→ **Dataset records**
• • • • • • •
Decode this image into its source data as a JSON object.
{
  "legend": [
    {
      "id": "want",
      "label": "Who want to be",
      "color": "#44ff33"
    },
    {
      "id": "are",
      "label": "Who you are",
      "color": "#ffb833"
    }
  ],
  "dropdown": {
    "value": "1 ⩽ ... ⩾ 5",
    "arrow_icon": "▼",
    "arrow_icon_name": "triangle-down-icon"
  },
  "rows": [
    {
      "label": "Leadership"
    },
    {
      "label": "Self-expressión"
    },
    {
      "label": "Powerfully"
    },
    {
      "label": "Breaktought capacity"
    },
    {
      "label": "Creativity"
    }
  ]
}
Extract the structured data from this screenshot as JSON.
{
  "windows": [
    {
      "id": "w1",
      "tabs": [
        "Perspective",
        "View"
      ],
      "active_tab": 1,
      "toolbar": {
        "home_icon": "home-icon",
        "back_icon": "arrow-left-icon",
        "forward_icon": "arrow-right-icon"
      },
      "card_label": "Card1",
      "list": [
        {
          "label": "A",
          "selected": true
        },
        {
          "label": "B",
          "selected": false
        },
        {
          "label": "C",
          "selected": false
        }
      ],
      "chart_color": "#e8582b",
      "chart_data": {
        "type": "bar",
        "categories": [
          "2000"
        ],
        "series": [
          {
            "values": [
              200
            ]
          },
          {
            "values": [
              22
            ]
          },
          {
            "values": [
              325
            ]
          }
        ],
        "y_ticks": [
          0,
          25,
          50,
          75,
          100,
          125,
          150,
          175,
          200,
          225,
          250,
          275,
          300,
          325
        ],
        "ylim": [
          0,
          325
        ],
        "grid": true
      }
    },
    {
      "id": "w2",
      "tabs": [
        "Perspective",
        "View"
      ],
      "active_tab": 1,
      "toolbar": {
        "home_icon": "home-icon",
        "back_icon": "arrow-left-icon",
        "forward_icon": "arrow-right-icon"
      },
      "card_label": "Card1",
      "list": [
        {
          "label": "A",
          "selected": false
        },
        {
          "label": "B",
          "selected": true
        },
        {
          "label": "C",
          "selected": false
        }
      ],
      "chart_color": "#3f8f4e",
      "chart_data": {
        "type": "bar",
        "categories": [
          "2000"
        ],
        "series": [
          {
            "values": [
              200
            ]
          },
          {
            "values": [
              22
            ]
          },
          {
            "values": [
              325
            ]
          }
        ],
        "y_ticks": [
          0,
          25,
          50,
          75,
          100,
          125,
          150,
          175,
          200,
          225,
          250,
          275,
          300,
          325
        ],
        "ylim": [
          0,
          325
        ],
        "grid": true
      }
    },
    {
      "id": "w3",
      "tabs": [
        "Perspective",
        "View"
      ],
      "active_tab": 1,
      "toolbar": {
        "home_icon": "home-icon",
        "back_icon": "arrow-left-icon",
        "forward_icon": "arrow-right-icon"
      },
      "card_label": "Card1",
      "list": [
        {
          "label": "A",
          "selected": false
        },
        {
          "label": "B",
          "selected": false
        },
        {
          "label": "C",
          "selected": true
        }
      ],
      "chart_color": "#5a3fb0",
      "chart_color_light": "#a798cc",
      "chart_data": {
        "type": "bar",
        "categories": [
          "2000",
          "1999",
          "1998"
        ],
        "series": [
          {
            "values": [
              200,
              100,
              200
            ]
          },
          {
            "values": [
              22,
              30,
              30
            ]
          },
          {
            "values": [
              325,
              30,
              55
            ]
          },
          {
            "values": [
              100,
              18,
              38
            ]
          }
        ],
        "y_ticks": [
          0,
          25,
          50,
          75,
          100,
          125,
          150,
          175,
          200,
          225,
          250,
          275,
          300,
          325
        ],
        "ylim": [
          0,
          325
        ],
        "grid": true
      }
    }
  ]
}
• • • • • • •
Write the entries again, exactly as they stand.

→ **ANSWER TO THIS PROBLEM**
Decode this image into its source data as a JSON object.
{
  "legend": [
    {
      "id": "want",
      "label": "Who want to be",
      "color": "#44ff33"
    },
    {
      "id": "are",
      "label": "Who you are",
      "color": "#ffb833"
    }
  ],
  "dropdown": {
    "value": "1 ⩽ ... ⩾ 5",
    "arrow_icon": "▼",
    "arrow_icon_name": "triangle-down-icon"
  },
  "rows": [
    {
      "label": "Leadership"
    },
    {
      "label": "Self-expressión"
    },
    {
      "label": "Powerfully"
    },
    {
      "label": "Breaktought capacity"
    },
    {
      "label": "Creativity"
    }
  ]
}
Extract the structured data from this screenshot as JSON.
{
  "windows": [
    {
      "id": "w1",
      "tabs": [
        "Perspective",
        "View"
      ],
      "active_tab": 1,
      "toolbar": {
        "home_icon": "home-icon",
        "back_icon": "arrow-left-icon",
        "forward_icon": "arrow-right-icon"
      },
      "card_label": "Card1",
      "list": [
        {
          "label": "A",
          "selected": true
        },
        {
          "label": "B",
          "selected": false
        },
        {
          "label": "C",
          "selected": false
        }
      ],
      "chart_color": "#e8582b",
      "chart_data": {
        "type": "bar",
        "categories": [
          "2000"
        ],
        "series": [
          {
            "values": [
              200
            ]
          },
          {
            "values": [
              22
            ]
          },
          {
            "values": [
              325
            ]
          }
        ],
        "y_ticks": [
          0,
          25,
          50,
          75,
          100,
          125,
          150,
          175,
          200,
          225,
          250,
          275,
          300,
          325
        ],
        "ylim": [
          0,
          325
        ],
        "grid": true
      }
    },
    {
      "id": "w2",
      "tabs": [
        "Perspective",
        "View"
      ],
      "active_tab": 1,
      "toolbar": {
        "home_icon": "home-icon",
        "back_icon": "arrow-left-icon",
        "forward_icon": "arrow-right-icon"
      },
      "card_label": "Card1",
      "list": [
        {
          "label": "A",
          "selected": false
        },
        {
          "label": "B",
          "selected": true
        },
        {
          "label": "C",
          "selected": false
        }
      ],
      "chart_color": "#3f8f4e",
      "chart_data": {
        "type": "bar",
        "categories": [
          "2000"
        ],
        "series": [
          {
            "values": [
              200
            ]
          },
          {
            "values": [
              22
            ]
          },
          {
            "values": [
              325
            ]
          }
        ],
        "y_ticks": [
          0,
          25,
          50,
          75,
          100,
          125,
          150,
          175,
          200,
          225,
          250,
          275,
          300,
          325
        ],
        "ylim": [
          0,
          325
        ],
        "grid": true
      }
    },
    {
      "id": "w3",
      "tabs": [
        "Perspective",
        "View"
      ],
      "active_tab": 1,
      "toolbar": {
        "home_icon": "home-icon",
        "back_icon": "arrow-left-icon",
        "forward_icon": "arrow-right-icon"
      },
      "card_label": "Card1",
      "list": [
        {
          "label": "A",
          "selected": false
        },
        {
          "label": "B",
          "selected": false
        },
        {
          "label": "C",
          "selected": true
        }
      ],
      "chart_color": "#5a3fb0",
      "chart_color_light": "#a798cc",
      "chart_data": {
        "type": "bar",
        "categories": [
          "2000",
          "1999",
          "1998"
        ],
        "series": [
          {
            "values": [
              200,
              100,
              200
            ]
          },
          {
            "values": [
              22,
              30,
              30
            ]
          },
          {
            "values": [
              325,
              30,
              55
            ]
          },
          {
            "values": [
              100,
              18,
              38
            ]
          }
        ],
        "y_ticks": [
          0,
          25,
          50,
          75,
          100,
          125,
          150,
          175,
          200,
          225,
          250,
          275,
          300,
          325
        ],
        "ylim": [
          0,
          325
        ],
        "grid": true
      }
    }
  ]
}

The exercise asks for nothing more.